In the end, the administration was too clever by half. By creating this enemy combatant formulation, by picking and choosing where it would comply with Geneva rather than creating a by-exception situation, the administration made us less safe. It's caused us to have to release people who have gone back to the battlefield to fight again, at least in one instance killing a U.S. serviceperson after being released from Guantanamo Bay. It's created a situation where our credibility is shot in the world, where people don't look at us as a beacon upholding the rule of law, but instead as violators. I just don't think the concept as a whole is up to our American standards, American values. ...
From the beginning, it seemed like not having Geneva, not having the uniformed military code necessarily to follow, a little bit of ad hoc begins to take place here and there, not only in the tactical level but in the strategic level with interrogators and others. Is that your sense?
… The challenge was you have a new situation; you have no choice but to do it ad hoc. You have no choice but to learn as you go along. … [T]he problem was the broader detention policy issue. What is the written policy of the United States government? What is our goal? How are we going to treat captured terrorists? I don't think there still is a clear policy. Some are tried in federal court, some are locked up in the brig in Charleston, S.C., and some are at Guantanamo, and there's no consistency. Clearly, this was ad hoc from the beginning....
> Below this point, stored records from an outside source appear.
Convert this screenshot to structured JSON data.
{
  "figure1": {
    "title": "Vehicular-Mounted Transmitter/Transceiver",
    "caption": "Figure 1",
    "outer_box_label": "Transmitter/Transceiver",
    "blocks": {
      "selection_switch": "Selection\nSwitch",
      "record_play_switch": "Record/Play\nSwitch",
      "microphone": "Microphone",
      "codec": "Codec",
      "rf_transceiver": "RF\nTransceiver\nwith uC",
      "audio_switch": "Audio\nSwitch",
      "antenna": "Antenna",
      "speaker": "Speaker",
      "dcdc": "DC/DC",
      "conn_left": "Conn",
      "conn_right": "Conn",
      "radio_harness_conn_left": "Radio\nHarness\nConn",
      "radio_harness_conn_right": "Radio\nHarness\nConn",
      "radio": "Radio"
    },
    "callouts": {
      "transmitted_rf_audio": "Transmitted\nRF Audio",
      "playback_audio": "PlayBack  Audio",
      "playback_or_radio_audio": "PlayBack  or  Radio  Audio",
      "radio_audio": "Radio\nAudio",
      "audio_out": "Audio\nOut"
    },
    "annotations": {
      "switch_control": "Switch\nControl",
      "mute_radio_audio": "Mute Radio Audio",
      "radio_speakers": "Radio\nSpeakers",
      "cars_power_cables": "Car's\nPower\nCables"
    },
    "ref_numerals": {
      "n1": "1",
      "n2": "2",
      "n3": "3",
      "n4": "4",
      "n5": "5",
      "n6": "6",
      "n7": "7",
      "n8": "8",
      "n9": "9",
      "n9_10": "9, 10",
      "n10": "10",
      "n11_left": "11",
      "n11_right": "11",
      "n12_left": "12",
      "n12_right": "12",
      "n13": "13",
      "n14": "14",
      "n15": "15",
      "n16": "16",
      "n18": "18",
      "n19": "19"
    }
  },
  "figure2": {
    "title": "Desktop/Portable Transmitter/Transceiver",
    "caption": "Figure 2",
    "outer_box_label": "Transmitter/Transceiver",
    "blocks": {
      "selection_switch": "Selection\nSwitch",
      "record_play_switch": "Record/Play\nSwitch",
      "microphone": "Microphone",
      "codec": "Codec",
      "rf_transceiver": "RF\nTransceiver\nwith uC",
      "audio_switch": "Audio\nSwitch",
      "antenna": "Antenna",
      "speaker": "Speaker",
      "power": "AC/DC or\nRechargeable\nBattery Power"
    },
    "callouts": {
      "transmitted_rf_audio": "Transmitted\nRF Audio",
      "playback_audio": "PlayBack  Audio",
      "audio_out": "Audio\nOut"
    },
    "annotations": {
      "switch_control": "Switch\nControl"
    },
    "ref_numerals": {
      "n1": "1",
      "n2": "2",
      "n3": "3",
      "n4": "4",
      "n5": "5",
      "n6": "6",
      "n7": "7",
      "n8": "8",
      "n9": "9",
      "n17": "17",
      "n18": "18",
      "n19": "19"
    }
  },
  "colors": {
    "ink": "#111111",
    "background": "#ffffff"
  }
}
Now, a legitimate question to ask [is] did the policies established by the White House and the Pentagon increase the likelihood that prisoners would be abused? That's a very valid question to ask.
And the answer is?
Possibly. I'll leave it at that, my one word. It's a tough question. It's possible. …